Preventing Skin Injury due to PPE During the COVID-19 Pandemic
- Our first paper on evaluating lubricant performance to reduce PPE-related skin injury was published in PLoS ONE - see the related press release.
Our second paper on the development of wax-oil lubricants to reduce the shear between skin and PPE waas published in Scientific Reports.
- Our third paper on the numerical analysis of skin-PPE interactions was published in Scientific Reports.
A PPE-skin health poster is avaiable at the bottom of this page.
Personal protective equipment (PPE) such as surgical masks, respirator masks, goggles and face shields are important tools in the battle against COVID-19 infection, both for medical personnel and the general public. However, the prolonged wearing of PPE causes skin issues including discomfort, irritation and even injury. The seriousness of the situation at the start of the COVID-19 pandemic in hospital wards around the world was relayed through social media pictures of medical staff with face mask-related skin injuries. The underlying mechanism causing the injuries are the shear forces acting on the skin and in our research, we aim to investigate how to reduce these forces and provide solutions for people who wear PPE.
Source: Instagram (covid_nurses) https://www.instagram.com/covid_nurses/
Our Research into PPE-Skin Interaction
Phase 1: Experimental investigation of lubricants to improve skin-PPE interaction

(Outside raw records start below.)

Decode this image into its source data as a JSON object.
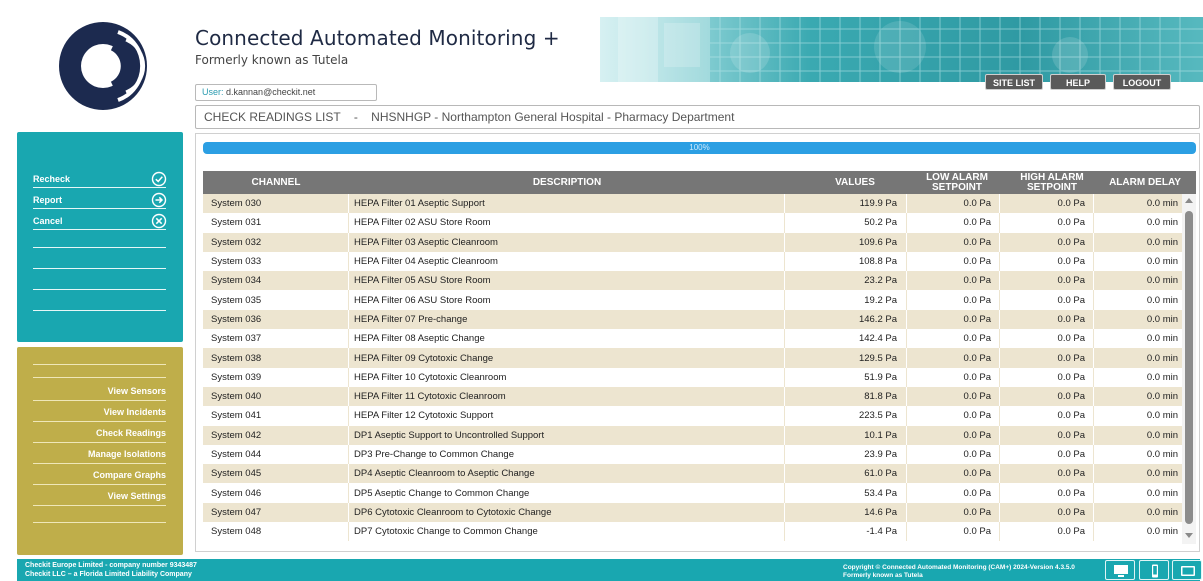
{
  "header": {
    "title": "Connected Automated Monitoring +",
    "subtitle": "Formerly known as Tutela",
    "user_label": "User:",
    "user_email": "d.kannan@checkit.net"
  },
  "topnav": {
    "site_list": "SITE LIST",
    "help": "HELP",
    "logout": "LOGOUT"
  },
  "breadcrumb": {
    "page": "CHECK READINGS LIST",
    "separator": "-",
    "site": "NHSNHGP - Northampton General Hospital - Pharmacy Department"
  },
  "actions": {
    "recheck": "Recheck",
    "report": "Report",
    "cancel": "Cancel"
  },
  "nav": {
    "view_sensors": "View Sensors",
    "view_incidents": "View Incidents",
    "check_readings": "Check Readings",
    "manage_isolations": "Manage Isolations",
    "compare_graphs": "Compare Graphs",
    "view_settings": "View Settings"
  },
  "progress": {
    "label": "100%",
    "value": 100
  },
  "table": {
    "headers": {
      "channel": "CHANNEL",
      "description": "DESCRIPTION",
      "values": "VALUES",
      "low_alarm_1": "LOW ALARM",
      "low_alarm_2": "SETPOINT",
      "high_alarm_1": "HIGH ALARM",
      "high_alarm_2": "SETPOINT",
      "alarm_delay": "ALARM DELAY"
    },
    "rows": [
      {
        "channel": "System 030",
        "description": "HEPA Filter 01 Aseptic Support",
        "value": "119.9 Pa",
        "low": "0.0 Pa",
        "high": "0.0 Pa",
        "delay": "0.0 min"
      },
      {
        "channel": "System 031",
        "description": "HEPA Filter 02 ASU Store Room",
        "value": "50.2 Pa",
        "low": "0.0 Pa",
        "high": "0.0 Pa",
        "delay": "0.0 min"
      },
      {
        "channel": "System 032",
        "description": "HEPA Filter 03 Aseptic Cleanroom",
        "value": "109.6 Pa",
        "low": "0.0 Pa",
        "high": "0.0 Pa",
        "delay": "0.0 min"
      },
      {
        "channel": "System 033",
        "description": "HEPA Filter 04 Aseptic Cleanroom",
        "value": "108.8 Pa",
        "low": "0.0 Pa",
        "high": "0.0 Pa",
        "delay": "0.0 min"
      },
      {
        "channel": "System 034",
        "description": "HEPA Filter 05 ASU Store Room",
        "value": "23.2 Pa",
        "low": "0.0 Pa",
        "high": "0.0 Pa",
        "delay": "0.0 min"
      },
      {
        "channel": "System 035",
        "description": "HEPA Filter 06 ASU Store Room",
        "value": "19.2 Pa",
        "low": "0.0 Pa",
        "high": "0.0 Pa",
        "delay": "0.0 min"
      },
      {
        "channel": "System 036",
        "description": "HEPA Filter 07 Pre-change",
        "value": "146.2 Pa",
        "low": "0.0 Pa",
        "high": "0.0 Pa",
        "delay": "0.0 min"
      },
      {
        "channel": "System 037",
        "description": "HEPA Filter 08 Aseptic Change",
        "value": "142.4 Pa",
        "low": "0.0 Pa",
        "high": "0.0 Pa",
        "delay": "0.0 min"
      },
      {
        "channel": "System 038",
        "description": "HEPA Filter 09 Cytotoxic Change",
        "value": "129.5 Pa",
        "low": "0.0 Pa",
        "high": "0.0 Pa",
        "delay": "0.0 min"
      },
      {
        "channel": "System 039",
        "description": "HEPA Filter 10 Cytotoxic Cleanroom",
        "value": "51.9 Pa",
        "low": "0.0 Pa",
        "high": "0.0 Pa",
        "delay": "0.0 min"
      },
      {
        "channel": "System 040",
        "description": "HEPA Filter 11 Cytotoxic Cleanroom",
        "value": "81.8 Pa",
        "low": "0.0 Pa",
        "high": "0.0 Pa",
        "delay": "0.0 min"
      },
      {
        "channel": "System 041",
        "description": "HEPA Filter 12 Cytotoxic Support",
        "value": "223.5 Pa",
        "low": "0.0 Pa",
        "high": "0.0 Pa",
        "delay": "0.0 min"
      },
      {
        "channel": "System 042",
        "description": "DP1 Aseptic Support to Uncontrolled Support",
        "value": "10.1 Pa",
        "low": "0.0 Pa",
        "high": "0.0 Pa",
        "delay": "0.0 min"
      },
      {
        "channel": "System 044",
        "description": "DP3 Pre-Change to Common Change",
        "value": "23.9 Pa",
        "low": "0.0 Pa",
        "high": "0.0 Pa",
        "delay": "0.0 min"
      },
      {
        "channel": "System 045",
        "description": "DP4 Aseptic Cleanroom to Aseptic Change",
        "value": "61.0 Pa",
        "low": "0.0 Pa",
        "high": "0.0 Pa",
        "delay": "0.0 min"
      },
      {
        "channel": "System 046",
        "description": "DP5 Aseptic Change to Common Change",
        "value": "53.4 Pa",
        "low": "0.0 Pa",
        "high": "0.0 Pa",
        "delay": "0.0 min"
      },
      {
        "channel": "System 047",
        "description": "DP6 Cytotoxic Cleanroom to Cytotoxic Change",
        "value": "14.6 Pa",
        "low": "0.0 Pa",
        "high": "0.0 Pa",
        "delay": "0.0 min"
      },
      {
        "channel": "System 048",
        "description": "DP7 Cytotoxic Change to Common Change",
        "value": "-1.4 Pa",
        "low": "0.0 Pa",
        "high": "0.0 Pa",
        "delay": "0.0 min"
      }
    ]
  },
  "footer": {
    "company_line1": "Checkit Europe Limited - company number 9343487",
    "company_line2": "Checkit LLC – a Florida Limited Liability Company",
    "copyright": "Copyright © Connected Automated Monitoring (CAM+) 2024-Version 4.3.5.0",
    "copyright_sub": "Formerly known as Tutela"
  },
  "icons": {
    "recheck": "check-circle-icon",
    "report": "arrow-circle-icon",
    "cancel": "x-circle-icon",
    "footer_1": "monitor-icon",
    "footer_2": "mobile-icon",
    "footer_3": "tablet-icon"
  },
  "colors": {
    "teal": "#19a7b0",
    "olive": "#bfae4a",
    "progress": "#2c9fe3",
    "table_header": "#767676",
    "row_alt": "#ede5d0"
  }
}
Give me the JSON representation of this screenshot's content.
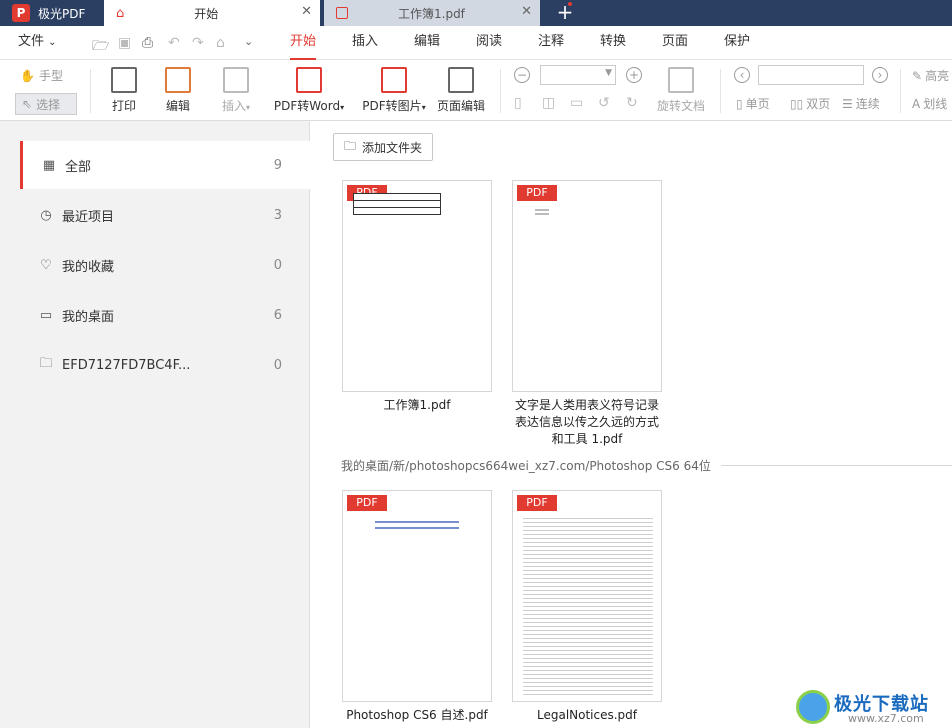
{
  "titlebar": {
    "app_name": "极光PDF",
    "logo_letter": "P",
    "tabs": [
      {
        "label": "开始",
        "active": true
      },
      {
        "label": "工作簿1.pdf",
        "active": false
      }
    ]
  },
  "menu": {
    "file_label": "文件",
    "items": [
      "开始",
      "插入",
      "编辑",
      "阅读",
      "注释",
      "转换",
      "页面",
      "保护"
    ]
  },
  "toolbar": {
    "hand_label": "手型",
    "select_label": "选择",
    "print_label": "打印",
    "edit_label": "编辑",
    "insert_label": "插入",
    "pdf_to_word_label": "PDF转Word",
    "pdf_to_image_label": "PDF转图片",
    "page_edit_label": "页面编辑",
    "rotate_label": "旋转文档",
    "single_page_label": "单页",
    "double_page_label": "双页",
    "continuous_label": "连续",
    "highlight_label": "高亮",
    "strikethrough_label": "划线"
  },
  "sidebar": {
    "items": [
      {
        "label": "全部",
        "count": "9",
        "icon": "grid-icon"
      },
      {
        "label": "最近项目",
        "count": "3",
        "icon": "clock-icon"
      },
      {
        "label": "我的收藏",
        "count": "0",
        "icon": "heart-icon"
      },
      {
        "label": "我的桌面",
        "count": "6",
        "icon": "monitor-icon"
      },
      {
        "label": "EFD7127FD7BC4F...",
        "count": "0",
        "icon": "folder-icon"
      }
    ]
  },
  "main": {
    "add_folder_label": "添加文件夹",
    "badge": "PDF",
    "files_top": [
      {
        "title": "工作簿1.pdf"
      },
      {
        "title_lines": [
          "文字是人类用表义符号记录",
          "表达信息以传之久远的方式",
          "和工具 1.pdf"
        ]
      }
    ],
    "path": "我的桌面/新/photoshopcs664wei_xz7.com/Photoshop CS6 64位",
    "files_bottom": [
      {
        "title": "Photoshop CS6 自述.pdf"
      },
      {
        "title": "LegalNotices.pdf"
      }
    ]
  },
  "watermark": {
    "text": "极光下载站",
    "url": "www.xz7.com"
  },
  "colors": {
    "accent": "#e03a31",
    "titlebar": "#2b3f63",
    "sidebar": "#f2f2f2"
  }
}
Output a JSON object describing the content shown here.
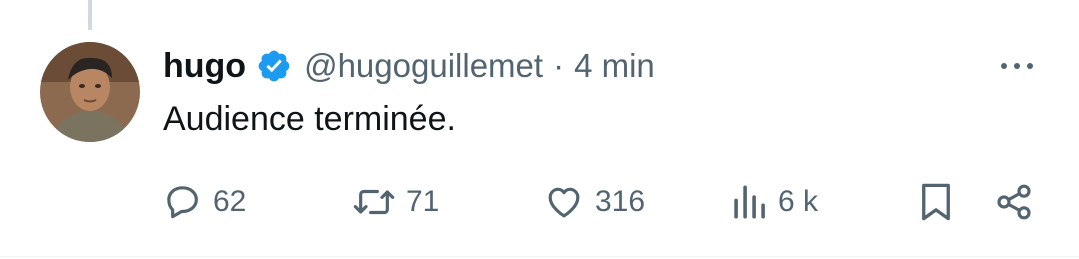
{
  "tweet": {
    "author_name": "hugo",
    "handle": "@hugoguillemet",
    "separator": "·",
    "time": "4 min",
    "text": "Audience terminée."
  },
  "actions": {
    "replies": "62",
    "retweets": "71",
    "likes": "316",
    "views": "6 k"
  },
  "icons": {
    "verified": "verified-badge-icon",
    "more": "more-dots-icon",
    "reply": "reply-icon",
    "retweet": "retweet-icon",
    "like": "heart-icon",
    "views": "views-chart-icon",
    "bookmark": "bookmark-icon",
    "share": "share-icon"
  },
  "colors": {
    "verified_blue": "#1d9bf0",
    "text_primary": "#0f1419",
    "text_secondary": "#536471"
  }
}
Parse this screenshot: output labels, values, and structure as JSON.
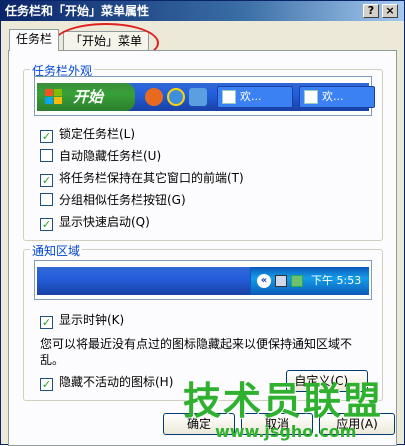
{
  "window": {
    "title": "任务栏和「开始」菜单属性",
    "help_btn": "?",
    "close_btn": "×"
  },
  "tabs": [
    {
      "label": "任务栏",
      "active": true
    },
    {
      "label": "「开始」菜单",
      "active": false
    }
  ],
  "appearance": {
    "legend": "任务栏外观",
    "preview": {
      "start_label": "开始",
      "task1": "欢...",
      "task2": "欢..."
    },
    "options": [
      {
        "label": "锁定任务栏(L)",
        "checked": true
      },
      {
        "label": "自动隐藏任务栏(U)",
        "checked": false
      },
      {
        "label": "将任务栏保持在其它窗口的前端(T)",
        "checked": true
      },
      {
        "label": "分组相似任务栏按钮(G)",
        "checked": false
      },
      {
        "label": "显示快速启动(Q)",
        "checked": true
      }
    ]
  },
  "notification": {
    "legend": "通知区域",
    "tray_time": "下午 5:53",
    "show_clock": {
      "label": "显示时钟(K)",
      "checked": true
    },
    "description": "您可以将最近没有点过的图标隐藏起来以便保持通知区域不乱。",
    "hide_inactive": {
      "label": "隐藏不活动的图标(H)",
      "checked": true
    },
    "customize_btn": "自定义(C)..."
  },
  "buttons": {
    "ok": "确定",
    "cancel": "取消",
    "apply": "应用(A)"
  },
  "watermark": {
    "title": "技术员联盟",
    "url": "www.jsgho.com"
  },
  "colors": {
    "title_bar": "#0a246a",
    "taskbar_blue": "#245edb",
    "start_green": "#37a037",
    "highlight_red": "#e02020"
  }
}
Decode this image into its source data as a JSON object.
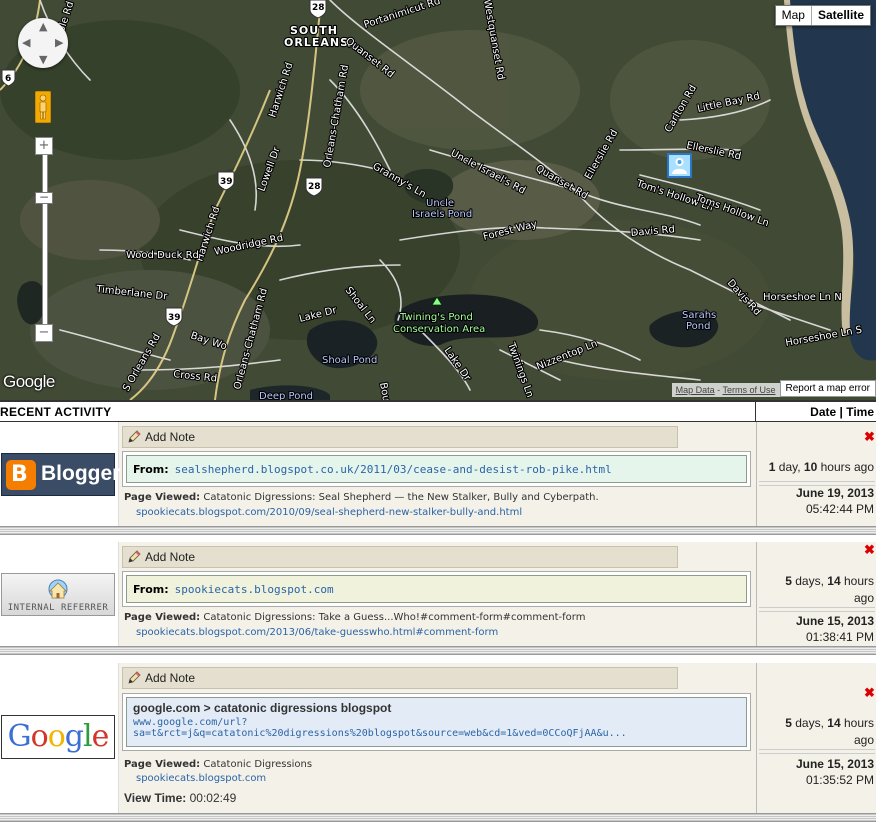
{
  "map": {
    "maptype_map": "Map",
    "maptype_satellite": "Satellite",
    "google_logo": "Google",
    "map_data": "Map Data",
    "terms": "Terms of Use",
    "report": "Report a map error",
    "labels": {
      "south": "SOUTH",
      "orleans": "ORLEANS",
      "uncle": "Uncle",
      "israels_pond": "Israels Pond",
      "twinings1": "Twining's Pond",
      "twinings2": "Conservation Area",
      "shoal_pond": "Shoal Pond",
      "sarahs": "Sarahs",
      "pond": "Pond",
      "deep_pond": "Deep Pond",
      "portanimicut": "Portanimicut Rd",
      "quanset": "Quanset Rd",
      "quanset2": "Quanset Rd",
      "uncle_israels_rd": "Uncle Israel's Rd",
      "grannys": "Granny's Ln",
      "forest": "Forest Way",
      "davis": "Davis Rd",
      "davis2": "Davis Rd",
      "toms1": "Tom's Hollow Ln",
      "toms2": "Toms Hollow Ln",
      "horseshoe1": "Horseshoe Ln N",
      "horseshoe2": "Horseshoe Ln S",
      "ellerslie": "Ellerslie Rd",
      "ellerslie2": "Ellerslie Rd",
      "little_bay": "Little Bay Rd",
      "carlton": "Carlton Rd",
      "harwich": "Harwich Rd",
      "harwich2": "Harwich Rd",
      "orleans_chatham": "Orleans-Chatham Rd",
      "orleans_chatham2": "Orleans-Chatham Rd",
      "lowell": "Lowell Dr",
      "wood_duck": "Wood Duck Rd",
      "woodridge": "Woodridge Rd",
      "timberlane": "Timberlane Dr",
      "bay_woods": "Bay Wo",
      "cross": "Cross Rd",
      "s_orleans": "S Orleans Rd",
      "lake_dr": "Lake Dr",
      "lake_dr2": "Lake Dr",
      "shoal_ln": "Shoal Ln",
      "twinings_ln": "Twinings Ln",
      "nizzentop": "Nizzentop Ln",
      "bould": "Boul",
      "westquanset": "Westquanset Rd",
      "pole": "Pole Rd",
      "route28": "28",
      "route28b": "28",
      "route39": "39",
      "route39b": "39",
      "route6": "6"
    }
  },
  "header": {
    "left": "RECENT ACTIVITY",
    "right": "Date | Time"
  },
  "entries": [
    {
      "logo_text": "Blogger",
      "add_note": "Add Note",
      "from_label": "From:",
      "from_url": "sealshepherd.blogspot.co.uk/2011/03/cease-and-desist-rob-pike.html",
      "page_viewed_label": "Page Viewed:",
      "page_viewed_title": "Catatonic Digressions: Seal Shepherd — the New Stalker, Bully and Cyberpath.",
      "page_viewed_url": "spookiecats.blogspot.com/2010/09/seal-shepherd-new-stalker-bully-and.html",
      "ago_days": "1",
      "ago_days_unit": "day,",
      "ago_hours": "10",
      "ago_hours_unit": "hours ago",
      "date": "June 19, 2013",
      "time": "05:42:44 PM"
    },
    {
      "logo_text": "INTERNAL REFERRER",
      "add_note": "Add Note",
      "from_label": "From:",
      "from_url": "spookiecats.blogspot.com",
      "page_viewed_label": "Page Viewed:",
      "page_viewed_title": "Catatonic Digressions: Take a Guess...Who!#comment-form#comment-form",
      "page_viewed_url": "spookiecats.blogspot.com/2013/06/take-guesswho.html#comment-form",
      "ago_days": "5",
      "ago_days_unit": "days,",
      "ago_hours": "14",
      "ago_hours_unit": "hours",
      "ago_tail": "ago",
      "date": "June 15, 2013",
      "time": "01:38:41 PM"
    },
    {
      "logo_text": "Google",
      "add_note": "Add Note",
      "search_title": "google.com > catatonic digressions blogspot",
      "search_url1": "www.google.com/url?",
      "search_url2": "sa=t&rct=j&q=catatonic%20digressions%20blogspot&source=web&cd=1&ved=0CCoQFjAA&u...",
      "page_viewed_label": "Page Viewed:",
      "page_viewed_title": "Catatonic Digressions",
      "page_viewed_url": "spookiecats.blogspot.com",
      "view_time_label": "View Time:",
      "view_time": "00:02:49",
      "ago_days": "5",
      "ago_days_unit": "days,",
      "ago_hours": "14",
      "ago_hours_unit": "hours",
      "ago_tail": "ago",
      "date": "June 15, 2013",
      "time": "01:35:52 PM"
    }
  ],
  "colors": {
    "link": "#2a64a8",
    "note_bar": "#e4dfcf",
    "from_green": "#e6f5ec",
    "from_khaki": "#f0f2dc",
    "search_blue": "#e3ecf6",
    "delete_red": "#dd0000"
  },
  "icons": [
    "pencil-icon",
    "delete-x-icon",
    "blogger-logo",
    "internal-referrer-logo",
    "google-logo",
    "pegman-icon",
    "pan-control-icon"
  ]
}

The regular application of skin creams has been suggested to reduce shear loading on the skin. We investigated the friction performance of a range of commercially available products including waxes, lubricants and moisturisers, and found that most waxes perform well for up to 4 hours. In addition, we found that most commercially available moisturisers actually increase friction and therefore their use should be avoided.
Phase 2: Optimising the interaction between skin and PPE for longer durations
To enable PPE to be worn for longer durations, the interaction between the skin and the PPE needs to be improved. This requires optimised lubricants to reduce the shear forces acting on the skin, as well as a redesign of the PPE using alternative materials and/or surfaces.
Our team are currently developing lubricants that provide long lasting low friction. Scoping experiments are being performed on the Biotribometer (BTM) from PCS Instruments (see right). Promising lubricants will move to the next stage of investigation using in vivo testing measured using a portable skin tribometer.
In addition, we are developing Finite Element Models (FEM) to investigate the effects of face masks, respirator masks, visors and goggles (see right). The design criteria include reducing internal stresses and excessive deformation of skin, which would result in local injury.
This research is being carried out by the Biotribology Group in the Department of Mechanical Engineering at Imperial College London. The research is funded by Imperial's COVID-19 Response Fund.
Dr Marc Masen is a Senior Lecturer in the Department of Mechanical Engineering and is the Principal Investigator (PI) on this project.
Dr Zhengchu Tan is a postdoctoral researcher in the Tribology Group. In this project she is running the experimental programme.
Eulalia Escudero is an MSc student in the Department of Mechanical Engineering working on the modelling of skin-soft foam contact.
Jack Hayes graduated from the University of Liverpool and commenced his PhD as part of the EPSRC CDT in Prosthetics and Orthotics in October 2020.
Rikeen Jobanputra is a PhD student in the Tribology Group working on numerically modelling tactile perception. In this project he is developing computational models for PPE interaction against multiple facial locations.
Manoj Murali is a PhD student in the Tribology Group investigating water-based lubrication. In this project he is working on lubricant development and outreach.
Sravani Royyuru recently graduated with an MEng in Mechanical Engineering from Imperial College London on a project developing comfortable low-cost prosthetics. In this project, she is focusing on alternative PPE materials.
Kian Kun Yap is a PhD student in the Tribology Group investigating the wear mechanisms of extreme performance polymers. In this project he is coordinating lubricant development.
Xue Zhou is a visiting PhD student in the Tribology Group, from Southwest Jiaotong University, China. Her research project is on tactile perception. In this project she is focusing on lubricant development and outreach.
More information about the project can be found here.